(571g) Renewable Production of 5-Carbon Polyamide Building Blocks Using Engineered E. Coli

Adkins, J., Arizona State University

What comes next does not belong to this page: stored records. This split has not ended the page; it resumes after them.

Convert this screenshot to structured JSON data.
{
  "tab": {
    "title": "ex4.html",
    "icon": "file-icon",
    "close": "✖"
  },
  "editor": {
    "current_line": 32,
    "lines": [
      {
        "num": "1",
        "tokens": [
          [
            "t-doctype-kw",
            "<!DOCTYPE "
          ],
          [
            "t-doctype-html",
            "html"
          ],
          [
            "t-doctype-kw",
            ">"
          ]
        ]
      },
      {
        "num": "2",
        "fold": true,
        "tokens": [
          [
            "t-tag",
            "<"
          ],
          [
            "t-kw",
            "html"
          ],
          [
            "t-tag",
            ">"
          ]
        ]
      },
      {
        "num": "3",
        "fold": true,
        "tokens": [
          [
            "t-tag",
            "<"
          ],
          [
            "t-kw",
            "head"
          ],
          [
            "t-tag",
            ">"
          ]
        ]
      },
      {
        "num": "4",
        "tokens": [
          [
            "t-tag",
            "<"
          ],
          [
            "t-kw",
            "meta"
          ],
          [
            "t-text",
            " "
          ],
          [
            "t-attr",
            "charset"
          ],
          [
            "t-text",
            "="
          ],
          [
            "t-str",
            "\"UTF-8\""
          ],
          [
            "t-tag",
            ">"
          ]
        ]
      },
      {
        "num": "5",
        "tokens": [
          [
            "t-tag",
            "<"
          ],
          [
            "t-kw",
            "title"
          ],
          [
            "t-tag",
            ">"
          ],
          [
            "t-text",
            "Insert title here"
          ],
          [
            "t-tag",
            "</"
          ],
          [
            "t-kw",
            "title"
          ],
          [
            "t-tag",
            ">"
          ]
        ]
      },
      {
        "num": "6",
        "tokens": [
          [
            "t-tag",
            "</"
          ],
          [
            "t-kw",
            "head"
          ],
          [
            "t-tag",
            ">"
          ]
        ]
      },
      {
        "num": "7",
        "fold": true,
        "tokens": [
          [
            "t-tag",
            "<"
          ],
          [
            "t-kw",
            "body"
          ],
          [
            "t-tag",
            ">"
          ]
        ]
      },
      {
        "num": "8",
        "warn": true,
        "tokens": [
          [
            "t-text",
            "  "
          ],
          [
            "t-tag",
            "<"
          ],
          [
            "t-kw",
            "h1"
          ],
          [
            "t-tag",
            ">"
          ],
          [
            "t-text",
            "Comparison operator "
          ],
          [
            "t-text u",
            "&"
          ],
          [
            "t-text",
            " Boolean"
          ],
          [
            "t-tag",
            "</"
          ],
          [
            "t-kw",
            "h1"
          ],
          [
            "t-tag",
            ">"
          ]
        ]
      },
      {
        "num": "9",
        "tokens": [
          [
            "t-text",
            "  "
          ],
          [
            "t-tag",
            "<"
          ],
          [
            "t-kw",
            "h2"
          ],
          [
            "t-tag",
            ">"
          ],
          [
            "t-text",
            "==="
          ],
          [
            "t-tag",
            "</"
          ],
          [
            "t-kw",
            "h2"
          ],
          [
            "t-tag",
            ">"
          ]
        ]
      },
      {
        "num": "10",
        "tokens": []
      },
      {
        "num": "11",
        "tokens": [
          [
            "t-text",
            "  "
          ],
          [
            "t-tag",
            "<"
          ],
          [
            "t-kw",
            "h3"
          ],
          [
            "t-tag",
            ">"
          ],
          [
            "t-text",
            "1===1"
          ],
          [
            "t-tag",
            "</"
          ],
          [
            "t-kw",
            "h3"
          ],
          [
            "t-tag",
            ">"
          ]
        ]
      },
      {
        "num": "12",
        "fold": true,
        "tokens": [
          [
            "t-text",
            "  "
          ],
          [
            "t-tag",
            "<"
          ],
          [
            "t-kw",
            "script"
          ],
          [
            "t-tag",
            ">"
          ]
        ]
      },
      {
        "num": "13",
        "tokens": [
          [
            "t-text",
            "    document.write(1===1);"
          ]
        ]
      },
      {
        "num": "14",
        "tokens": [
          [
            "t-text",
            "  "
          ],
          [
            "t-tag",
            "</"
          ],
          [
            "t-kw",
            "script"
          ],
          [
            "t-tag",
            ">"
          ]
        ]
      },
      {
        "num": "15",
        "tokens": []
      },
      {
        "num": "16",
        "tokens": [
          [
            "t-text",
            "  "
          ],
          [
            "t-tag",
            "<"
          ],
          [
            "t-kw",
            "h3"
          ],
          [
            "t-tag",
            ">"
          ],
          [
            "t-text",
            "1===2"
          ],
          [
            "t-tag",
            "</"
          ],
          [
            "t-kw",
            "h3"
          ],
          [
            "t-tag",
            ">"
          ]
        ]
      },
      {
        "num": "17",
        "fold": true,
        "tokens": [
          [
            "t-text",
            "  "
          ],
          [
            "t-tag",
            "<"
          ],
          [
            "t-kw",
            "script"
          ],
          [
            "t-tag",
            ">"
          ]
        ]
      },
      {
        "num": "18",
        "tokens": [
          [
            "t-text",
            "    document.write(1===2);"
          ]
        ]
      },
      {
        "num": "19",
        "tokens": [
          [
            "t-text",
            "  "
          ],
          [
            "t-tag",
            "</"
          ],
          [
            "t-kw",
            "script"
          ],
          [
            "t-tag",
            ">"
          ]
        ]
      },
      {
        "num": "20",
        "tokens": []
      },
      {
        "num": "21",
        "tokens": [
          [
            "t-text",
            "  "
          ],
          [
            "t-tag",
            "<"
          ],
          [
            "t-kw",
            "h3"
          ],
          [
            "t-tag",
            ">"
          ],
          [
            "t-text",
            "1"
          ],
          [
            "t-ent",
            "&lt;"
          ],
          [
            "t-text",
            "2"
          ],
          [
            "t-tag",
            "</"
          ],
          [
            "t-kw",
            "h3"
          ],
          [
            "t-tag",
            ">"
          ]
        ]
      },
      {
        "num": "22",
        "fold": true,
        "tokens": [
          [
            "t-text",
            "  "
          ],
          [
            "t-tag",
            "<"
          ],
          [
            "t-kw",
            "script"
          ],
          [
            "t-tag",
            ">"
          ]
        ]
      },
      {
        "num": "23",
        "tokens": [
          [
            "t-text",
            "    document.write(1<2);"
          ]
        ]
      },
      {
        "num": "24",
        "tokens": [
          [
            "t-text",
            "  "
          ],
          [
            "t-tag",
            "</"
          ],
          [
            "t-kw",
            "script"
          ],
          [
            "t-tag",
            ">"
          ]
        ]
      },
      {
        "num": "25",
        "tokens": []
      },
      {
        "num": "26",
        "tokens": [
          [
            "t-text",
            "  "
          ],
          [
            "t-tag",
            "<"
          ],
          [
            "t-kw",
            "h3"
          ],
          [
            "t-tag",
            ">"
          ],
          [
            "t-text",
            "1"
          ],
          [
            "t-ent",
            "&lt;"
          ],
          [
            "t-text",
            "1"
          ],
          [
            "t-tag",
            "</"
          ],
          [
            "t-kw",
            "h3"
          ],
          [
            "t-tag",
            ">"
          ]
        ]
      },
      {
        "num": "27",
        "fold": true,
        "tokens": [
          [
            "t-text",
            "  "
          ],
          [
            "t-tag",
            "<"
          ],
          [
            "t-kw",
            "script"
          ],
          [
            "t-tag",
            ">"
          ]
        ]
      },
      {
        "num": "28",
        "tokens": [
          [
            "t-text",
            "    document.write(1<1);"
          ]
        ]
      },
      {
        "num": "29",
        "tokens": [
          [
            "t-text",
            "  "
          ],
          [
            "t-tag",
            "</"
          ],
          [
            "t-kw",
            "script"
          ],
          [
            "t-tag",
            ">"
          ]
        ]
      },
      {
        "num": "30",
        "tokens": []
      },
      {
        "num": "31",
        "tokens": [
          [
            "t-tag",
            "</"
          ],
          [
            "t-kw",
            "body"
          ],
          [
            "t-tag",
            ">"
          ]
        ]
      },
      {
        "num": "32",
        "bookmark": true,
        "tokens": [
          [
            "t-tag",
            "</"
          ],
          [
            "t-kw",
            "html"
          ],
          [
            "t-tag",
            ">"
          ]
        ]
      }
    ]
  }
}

Polyamides are a class of homopolymers and copolymers with properties that balance excellent mechanical strength with durability and chemical resistance. Common examples include nylons which are produced from amino acid or diamine and diacid monomer building blocks. Today, such monomers are principally derived from petroleum resources.  In recent years, however, the microbial production of 4- through 6-carbon monomers such as succinic acid, adipic acid, putrescine, and cadaverine have been reported. Here we report how, through de novo pathway engineering, our lab has been exploring the ‘bottom up’ development of microbial biocatalysts to produce other remaining polyamide monomer building blocks from renewable feedstocks.  Systematic over-expression of the natural lysine degradation pathway enzymes of Pseudomonas sp. in a lysine over-producing Escherichia coli strain has allowed us to produce, as individual products, both 5-aminovaleric acid and glutaric acid (precursors to nylon-5 and copolymers such as nylon-5,5, for example).  To date, genes from the davBADT operon of P. putida KT2440 has proven to be support the highest productivities in shake flask cultures.  Alternative expression strategies been designed to compare the utility of the natural operon versus the individualized expression of pathway enzymes with the latter proving most effective.  In shake flask cultures containing glucose in minimal media, our initial strains have already achieved 5-aminovaleric acid and glutaric acid titers as high as at least 350 mg/L. Here we report an overview of our most recent findings in this project. In all cases of strain development, systematic pathway development will be described through the recruitment and screening of candidate isoenzymes from different genetic sources for each step.  In addition, to support greater overall productivity, strategies aimed at increasing precursor availability, improving pathway flux, and overcoming product toxicity are also described.